Bump: Timeline Implementing Dissolution
The effective date of village dissolution can be another bump or a major pitfall in the process. The Dissolution Plan identifies the date that dissolution will occur. The law states that dissolution may not occur in less than 45 days from the adoption of the Dissolution Plan. This is to allow time for signatures to be submitted for the second referendum. But to “close up” a village there needs to be adequate time to wind down the affairs of government. In fact, any timeline less than one year can cause significant stress on both the village and the town. While the Town did not have to participate before, it now has to take the lead and begin implementation. The two communities need to be able to work together. The town will need to have time to adopt a budget that accounts for the former village, transfer employees, create special districts, reassign contracts and loans, transfer deeds and titles, etc. While most communities would say there is no good time to dissolve, there definitely needs to be adequate time and forethought in the dissolution date.
Bruise: Creation of Special Districts
While the intent of the process is to remove duplicative layers of government and reduce taxing districts, Village dissolution often results in the establishment of additional special districts by the town. These districts are formed to provide services that the former village may have had, but are not provided town-wide, such as but not limited to: water, sewer, lighting, sidewalk, fire, and park districts. One of the pitfalls of dissolution is that it requires the creation of these special districts to be subject to a permissive referendum. However, most of these times these special districts are for services and debt already incurred in the former village (water and sewer for example). The law does not exempt these special districts from a possible permissive referendum, creating a possibility that the electorate may choose to vote down a district that already “existed” prior to dissolution.
Pitfall: Continuity of Governance
Regardless of the process, there will be emotions battered and a community divided as a result of dissolution. As with every transition in leadership, the continuity of governance is a sacred part of our democracy. However, in the case of a village dissolution it is even more challenging. Often the employees that are not being transferred are forced to look for work elsewhere and their jobs are not filled. Employee moral may be at an all time low, and services still need to be provided.

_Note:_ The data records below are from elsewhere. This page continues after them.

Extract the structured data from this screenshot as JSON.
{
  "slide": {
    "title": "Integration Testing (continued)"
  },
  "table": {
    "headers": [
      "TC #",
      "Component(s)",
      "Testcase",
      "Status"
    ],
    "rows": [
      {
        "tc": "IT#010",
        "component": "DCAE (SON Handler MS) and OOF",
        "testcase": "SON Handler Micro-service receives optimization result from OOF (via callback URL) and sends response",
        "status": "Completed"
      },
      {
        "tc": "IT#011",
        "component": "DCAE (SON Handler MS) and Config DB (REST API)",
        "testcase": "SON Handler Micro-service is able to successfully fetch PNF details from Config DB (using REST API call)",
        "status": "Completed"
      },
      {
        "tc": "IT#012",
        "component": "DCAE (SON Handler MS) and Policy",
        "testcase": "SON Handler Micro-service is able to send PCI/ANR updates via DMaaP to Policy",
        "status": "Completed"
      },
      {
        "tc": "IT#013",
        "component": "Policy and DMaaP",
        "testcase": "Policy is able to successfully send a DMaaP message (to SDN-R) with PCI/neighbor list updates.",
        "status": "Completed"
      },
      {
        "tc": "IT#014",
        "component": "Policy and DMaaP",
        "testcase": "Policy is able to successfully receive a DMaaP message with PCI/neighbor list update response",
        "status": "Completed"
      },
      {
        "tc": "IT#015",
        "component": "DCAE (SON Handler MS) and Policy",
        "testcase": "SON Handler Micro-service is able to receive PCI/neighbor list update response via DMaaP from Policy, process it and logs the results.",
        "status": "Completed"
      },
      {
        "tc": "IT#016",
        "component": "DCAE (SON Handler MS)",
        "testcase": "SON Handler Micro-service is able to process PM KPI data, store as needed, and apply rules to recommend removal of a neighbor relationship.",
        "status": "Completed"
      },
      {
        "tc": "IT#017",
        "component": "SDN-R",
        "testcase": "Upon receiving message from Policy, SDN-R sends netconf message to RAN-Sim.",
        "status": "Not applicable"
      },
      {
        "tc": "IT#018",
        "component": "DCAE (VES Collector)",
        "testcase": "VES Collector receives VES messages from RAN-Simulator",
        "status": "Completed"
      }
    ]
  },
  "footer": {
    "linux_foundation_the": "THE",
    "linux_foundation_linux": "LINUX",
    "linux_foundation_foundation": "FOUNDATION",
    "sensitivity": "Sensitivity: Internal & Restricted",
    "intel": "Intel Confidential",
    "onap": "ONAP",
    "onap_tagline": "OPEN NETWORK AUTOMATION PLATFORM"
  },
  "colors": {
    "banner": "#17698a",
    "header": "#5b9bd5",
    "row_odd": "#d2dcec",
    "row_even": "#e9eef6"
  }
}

In many cases the outgoing village administration may wish to enter into an Intermunicipal Agreement to provide necessary services, yet there is not a budget to pay for it. It takes strong leadership of both the village and the town to navigate these potential pitfalls in order to come out the other side as a stronger community.
These are hard times for villages in New York State. With residents and community leaders looking for every opportunity to realize greater efficiencies in services while simultaneously lowering costs, the conversation often turns towards dissolution as a quick answer. However, it is prudent to embark on the journey of discovery with your eyes open, and make decisions based on information and not on emotion. It may be better to take a step back as a community and begin the process with information and a plan, for once a petition is submitted and validated, the process becomes a sprint through rings of fire across obstacles and pitfalls rather than a scenic marathon. In both cases there is a finish line, and everyone is exasperated, but if you planned well, are trained for all scenarios, your community come out a winner.
 NYS Department of State does provide funding and technical assistance for the development of the interim Report through the Citizen’s Reorganization and Empowerment Grant Program.